If you have parents who second your decision, you are still confronted with another uncomfortable truth: How can I support my aging parents far away? How can I be there for them? Do they need me? Do I need to come home or can I stay longer? What if you want to stay forever? What if you meet the love of your life abroad. What are you doing now? Can you stay in this country and leave everything behind. Can you put your needs and wishes above their needs and wishes? So many questions and they all might seem like a conundrum to you. You might be torn between the life you appreciate in a new country and leaving your parents behind.
If you have parents who don't stand by you, you may be facing similar questions especially the one if you have an obligation to be there for your aging parents. After all they still raised you, they still were there for you when you were young and needed them. However, you also have to deal with the fact that they hurt you, disappointed you and your relationship with them may not be on good terms at this point in time.
Now, how can you solve this expat conundrum?
The first step is to acknowledge the fact that you left home for whatever reasons and that this has consequences for you and the people in your life and of course your parents. If we put ourselves in their shoes, we might see why they are concerned, worried and sad and if they manage to stay supportive, if they come and visit you, if they do their part in working on this relationship miles apart, maybe it is time to write a thank you note or send flowers or find another way to let them know how much this means to you. On the other hand you need to figure out how you can find meaningful ways to be there for them.

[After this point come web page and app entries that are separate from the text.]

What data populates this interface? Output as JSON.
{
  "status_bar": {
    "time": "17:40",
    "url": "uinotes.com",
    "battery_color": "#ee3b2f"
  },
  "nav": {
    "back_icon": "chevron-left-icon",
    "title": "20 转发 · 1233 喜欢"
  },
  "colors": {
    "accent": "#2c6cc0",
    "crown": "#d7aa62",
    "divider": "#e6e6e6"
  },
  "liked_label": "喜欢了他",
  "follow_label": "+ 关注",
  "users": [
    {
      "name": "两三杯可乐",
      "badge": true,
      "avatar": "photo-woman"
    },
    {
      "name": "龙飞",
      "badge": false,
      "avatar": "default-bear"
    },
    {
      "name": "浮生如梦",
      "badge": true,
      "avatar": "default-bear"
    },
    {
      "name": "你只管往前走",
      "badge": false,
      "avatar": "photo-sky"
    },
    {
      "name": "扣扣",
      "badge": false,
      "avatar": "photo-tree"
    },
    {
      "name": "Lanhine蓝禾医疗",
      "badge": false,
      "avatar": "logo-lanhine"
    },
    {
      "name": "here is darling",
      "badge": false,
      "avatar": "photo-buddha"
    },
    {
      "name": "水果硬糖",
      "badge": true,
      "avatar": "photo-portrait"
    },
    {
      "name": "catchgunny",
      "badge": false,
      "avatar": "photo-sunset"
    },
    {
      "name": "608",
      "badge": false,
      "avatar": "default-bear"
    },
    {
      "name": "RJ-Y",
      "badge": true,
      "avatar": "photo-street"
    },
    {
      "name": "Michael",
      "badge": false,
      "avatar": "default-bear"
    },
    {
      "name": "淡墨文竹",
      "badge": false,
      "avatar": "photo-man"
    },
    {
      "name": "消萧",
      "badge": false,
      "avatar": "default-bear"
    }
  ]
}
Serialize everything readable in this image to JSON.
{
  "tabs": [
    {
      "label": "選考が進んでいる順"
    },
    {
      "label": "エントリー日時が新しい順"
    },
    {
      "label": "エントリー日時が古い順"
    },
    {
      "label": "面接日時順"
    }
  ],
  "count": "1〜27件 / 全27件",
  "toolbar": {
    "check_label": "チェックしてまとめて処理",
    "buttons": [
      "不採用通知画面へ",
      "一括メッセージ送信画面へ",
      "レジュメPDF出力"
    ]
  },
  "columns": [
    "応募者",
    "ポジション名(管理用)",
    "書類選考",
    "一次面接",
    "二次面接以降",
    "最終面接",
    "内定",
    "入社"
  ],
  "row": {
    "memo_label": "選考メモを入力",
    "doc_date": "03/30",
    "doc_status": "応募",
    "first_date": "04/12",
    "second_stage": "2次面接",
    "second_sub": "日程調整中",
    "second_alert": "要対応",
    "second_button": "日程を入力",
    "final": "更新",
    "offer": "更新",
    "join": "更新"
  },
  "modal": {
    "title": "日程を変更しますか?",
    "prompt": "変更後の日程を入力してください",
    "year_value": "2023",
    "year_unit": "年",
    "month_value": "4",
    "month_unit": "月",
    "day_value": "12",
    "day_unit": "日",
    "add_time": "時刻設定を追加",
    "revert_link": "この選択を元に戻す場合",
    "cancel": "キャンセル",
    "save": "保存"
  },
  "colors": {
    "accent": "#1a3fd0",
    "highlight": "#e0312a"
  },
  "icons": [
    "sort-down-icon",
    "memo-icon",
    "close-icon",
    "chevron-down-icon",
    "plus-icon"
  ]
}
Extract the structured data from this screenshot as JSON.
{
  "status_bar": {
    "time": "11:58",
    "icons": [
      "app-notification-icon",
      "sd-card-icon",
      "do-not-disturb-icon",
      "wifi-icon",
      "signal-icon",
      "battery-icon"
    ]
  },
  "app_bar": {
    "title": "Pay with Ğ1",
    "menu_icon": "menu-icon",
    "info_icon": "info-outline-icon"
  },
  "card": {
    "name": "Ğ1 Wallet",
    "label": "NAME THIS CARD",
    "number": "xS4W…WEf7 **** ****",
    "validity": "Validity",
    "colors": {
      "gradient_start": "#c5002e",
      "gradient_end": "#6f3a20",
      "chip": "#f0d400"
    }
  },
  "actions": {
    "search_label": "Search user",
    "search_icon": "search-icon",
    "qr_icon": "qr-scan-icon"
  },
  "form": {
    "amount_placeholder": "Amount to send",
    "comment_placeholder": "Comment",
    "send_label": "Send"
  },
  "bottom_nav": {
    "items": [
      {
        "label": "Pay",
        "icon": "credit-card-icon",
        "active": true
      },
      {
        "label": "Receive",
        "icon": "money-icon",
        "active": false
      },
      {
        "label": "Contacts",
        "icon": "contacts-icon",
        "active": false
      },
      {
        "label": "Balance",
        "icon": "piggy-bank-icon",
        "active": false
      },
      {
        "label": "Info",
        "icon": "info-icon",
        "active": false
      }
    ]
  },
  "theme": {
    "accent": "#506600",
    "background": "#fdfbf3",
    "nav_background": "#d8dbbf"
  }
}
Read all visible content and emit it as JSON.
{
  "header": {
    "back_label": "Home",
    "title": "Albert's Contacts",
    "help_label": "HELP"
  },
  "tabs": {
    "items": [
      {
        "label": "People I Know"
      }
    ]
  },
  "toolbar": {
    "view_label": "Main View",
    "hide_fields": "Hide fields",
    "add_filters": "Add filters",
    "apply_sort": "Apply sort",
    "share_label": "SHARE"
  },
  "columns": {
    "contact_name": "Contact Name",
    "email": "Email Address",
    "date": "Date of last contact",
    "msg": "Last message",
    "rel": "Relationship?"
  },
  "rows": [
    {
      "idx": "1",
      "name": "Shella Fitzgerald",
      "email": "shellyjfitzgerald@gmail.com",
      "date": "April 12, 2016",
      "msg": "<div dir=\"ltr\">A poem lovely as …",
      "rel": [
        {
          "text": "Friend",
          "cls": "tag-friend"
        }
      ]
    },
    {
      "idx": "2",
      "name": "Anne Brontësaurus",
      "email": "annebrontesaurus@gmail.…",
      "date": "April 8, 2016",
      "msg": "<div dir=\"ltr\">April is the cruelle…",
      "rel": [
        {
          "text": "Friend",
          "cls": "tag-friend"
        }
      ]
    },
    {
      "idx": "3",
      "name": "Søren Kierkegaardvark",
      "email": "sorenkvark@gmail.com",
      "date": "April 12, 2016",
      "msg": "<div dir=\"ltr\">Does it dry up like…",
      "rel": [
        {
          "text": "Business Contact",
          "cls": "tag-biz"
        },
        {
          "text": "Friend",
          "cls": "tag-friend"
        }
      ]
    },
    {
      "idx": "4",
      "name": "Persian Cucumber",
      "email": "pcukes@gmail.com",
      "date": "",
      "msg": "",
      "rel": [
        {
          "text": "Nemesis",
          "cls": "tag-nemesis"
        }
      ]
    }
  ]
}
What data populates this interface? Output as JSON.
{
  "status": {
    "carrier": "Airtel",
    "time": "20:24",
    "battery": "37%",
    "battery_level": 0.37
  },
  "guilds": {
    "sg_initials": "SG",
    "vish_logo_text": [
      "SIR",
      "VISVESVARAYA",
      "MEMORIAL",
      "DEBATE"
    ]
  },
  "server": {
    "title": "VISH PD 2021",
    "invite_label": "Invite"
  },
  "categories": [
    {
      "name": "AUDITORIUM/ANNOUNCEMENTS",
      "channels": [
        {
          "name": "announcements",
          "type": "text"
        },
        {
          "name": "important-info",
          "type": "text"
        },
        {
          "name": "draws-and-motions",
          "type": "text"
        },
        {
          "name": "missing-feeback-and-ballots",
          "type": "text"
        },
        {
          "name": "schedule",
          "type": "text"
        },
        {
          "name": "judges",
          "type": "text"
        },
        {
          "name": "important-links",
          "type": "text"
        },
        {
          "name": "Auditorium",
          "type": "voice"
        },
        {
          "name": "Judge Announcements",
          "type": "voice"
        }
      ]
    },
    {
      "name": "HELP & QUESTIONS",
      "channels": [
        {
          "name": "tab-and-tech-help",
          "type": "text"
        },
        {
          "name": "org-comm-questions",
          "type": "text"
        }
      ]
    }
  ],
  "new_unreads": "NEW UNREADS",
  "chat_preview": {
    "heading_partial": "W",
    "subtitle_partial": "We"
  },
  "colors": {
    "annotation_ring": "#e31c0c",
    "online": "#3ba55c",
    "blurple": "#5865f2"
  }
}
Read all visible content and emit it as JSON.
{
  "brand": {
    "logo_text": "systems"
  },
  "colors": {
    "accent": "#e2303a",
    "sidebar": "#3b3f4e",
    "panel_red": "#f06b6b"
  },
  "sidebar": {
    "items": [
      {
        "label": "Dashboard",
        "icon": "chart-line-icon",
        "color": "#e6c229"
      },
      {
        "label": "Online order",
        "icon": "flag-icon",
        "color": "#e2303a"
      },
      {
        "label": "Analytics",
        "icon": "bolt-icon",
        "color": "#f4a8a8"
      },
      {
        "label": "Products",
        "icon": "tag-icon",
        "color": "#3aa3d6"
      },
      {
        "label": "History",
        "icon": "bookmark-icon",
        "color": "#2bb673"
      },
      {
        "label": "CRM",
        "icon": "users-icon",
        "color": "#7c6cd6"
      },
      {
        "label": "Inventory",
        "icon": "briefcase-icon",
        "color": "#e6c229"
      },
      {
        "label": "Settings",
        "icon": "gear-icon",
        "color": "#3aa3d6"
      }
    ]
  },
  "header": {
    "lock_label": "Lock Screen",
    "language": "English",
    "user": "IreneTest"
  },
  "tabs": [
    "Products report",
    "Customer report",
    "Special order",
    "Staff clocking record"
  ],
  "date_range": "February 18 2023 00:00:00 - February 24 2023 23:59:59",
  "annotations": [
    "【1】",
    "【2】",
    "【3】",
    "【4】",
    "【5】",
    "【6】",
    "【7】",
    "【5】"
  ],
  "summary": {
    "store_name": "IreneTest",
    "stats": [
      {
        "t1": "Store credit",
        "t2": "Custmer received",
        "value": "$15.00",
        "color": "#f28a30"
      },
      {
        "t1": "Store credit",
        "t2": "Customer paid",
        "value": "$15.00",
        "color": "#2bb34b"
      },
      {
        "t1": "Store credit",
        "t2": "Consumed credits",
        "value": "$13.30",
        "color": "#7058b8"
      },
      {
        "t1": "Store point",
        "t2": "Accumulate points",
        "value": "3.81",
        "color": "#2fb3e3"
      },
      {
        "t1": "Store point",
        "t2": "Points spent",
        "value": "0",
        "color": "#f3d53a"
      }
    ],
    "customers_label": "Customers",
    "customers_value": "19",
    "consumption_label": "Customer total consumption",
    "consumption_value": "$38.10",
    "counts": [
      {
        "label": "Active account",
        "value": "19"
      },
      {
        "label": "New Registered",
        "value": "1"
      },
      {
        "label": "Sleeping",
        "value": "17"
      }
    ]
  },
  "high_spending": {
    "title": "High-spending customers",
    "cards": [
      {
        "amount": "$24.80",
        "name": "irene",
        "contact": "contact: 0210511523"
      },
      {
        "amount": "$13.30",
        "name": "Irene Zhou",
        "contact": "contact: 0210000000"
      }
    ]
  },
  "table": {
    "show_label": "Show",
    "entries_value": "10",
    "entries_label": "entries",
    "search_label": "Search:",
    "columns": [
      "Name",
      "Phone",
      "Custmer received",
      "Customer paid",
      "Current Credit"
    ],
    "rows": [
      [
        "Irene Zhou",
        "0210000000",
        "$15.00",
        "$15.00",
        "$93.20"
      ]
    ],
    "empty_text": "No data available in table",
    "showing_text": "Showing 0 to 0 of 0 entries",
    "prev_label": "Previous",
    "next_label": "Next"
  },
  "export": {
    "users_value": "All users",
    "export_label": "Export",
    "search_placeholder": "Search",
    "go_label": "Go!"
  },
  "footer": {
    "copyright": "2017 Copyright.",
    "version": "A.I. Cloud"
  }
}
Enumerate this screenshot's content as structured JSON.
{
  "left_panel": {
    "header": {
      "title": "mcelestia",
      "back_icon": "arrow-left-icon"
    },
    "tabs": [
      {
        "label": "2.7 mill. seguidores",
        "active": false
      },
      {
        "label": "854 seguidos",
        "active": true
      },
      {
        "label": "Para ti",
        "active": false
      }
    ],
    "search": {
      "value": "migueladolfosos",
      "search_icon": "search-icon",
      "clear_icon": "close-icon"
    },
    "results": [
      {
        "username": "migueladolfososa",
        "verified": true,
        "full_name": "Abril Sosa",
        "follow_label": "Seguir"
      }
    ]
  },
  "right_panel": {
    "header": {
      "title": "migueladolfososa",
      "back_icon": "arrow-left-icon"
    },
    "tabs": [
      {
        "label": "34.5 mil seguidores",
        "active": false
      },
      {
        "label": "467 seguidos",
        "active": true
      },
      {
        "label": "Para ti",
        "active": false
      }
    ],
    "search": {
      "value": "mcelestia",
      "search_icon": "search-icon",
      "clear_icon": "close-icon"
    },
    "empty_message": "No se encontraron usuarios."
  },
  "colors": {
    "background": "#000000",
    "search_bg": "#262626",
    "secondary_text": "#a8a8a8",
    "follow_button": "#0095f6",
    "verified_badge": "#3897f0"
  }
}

Maybe schedule a vacation back home so they have something to look forward to, maybe to schedule weekly calls or send photos. Be creative, what would they appreciate?
And if they make it really hard for you to stay in contact with them, you need to figure out what you want. How do you want to show up? How do you want to interact with them? And for that matter: How do you want to spend your time abroad? These are all very personal questions and there is no textbook that can give you those answers, you need to find them on your own, because every family situation is so unique.
COACHING because your family situation is unique.
One final thought: We often assume that this conundrum wouldn't exist if we were home. Yet, you probably wouldn't live near your parents back home either. There might be a six hour drive in between you and your parents. You wouldn't be there either. You wouldn't be able to leave your work and everyday life behind for longer to take care of your parents everyday. Even back home sooner or later you would need to have this conversation of how to deal with aging parents and it is a difficult one at home or abroad.
FAMILIES ARE LIKE BRANCHES ON A TREE. WE GROW IN DIFFERENT DIRECTIONS YET OUR ROOTS REMAIN AS ONE.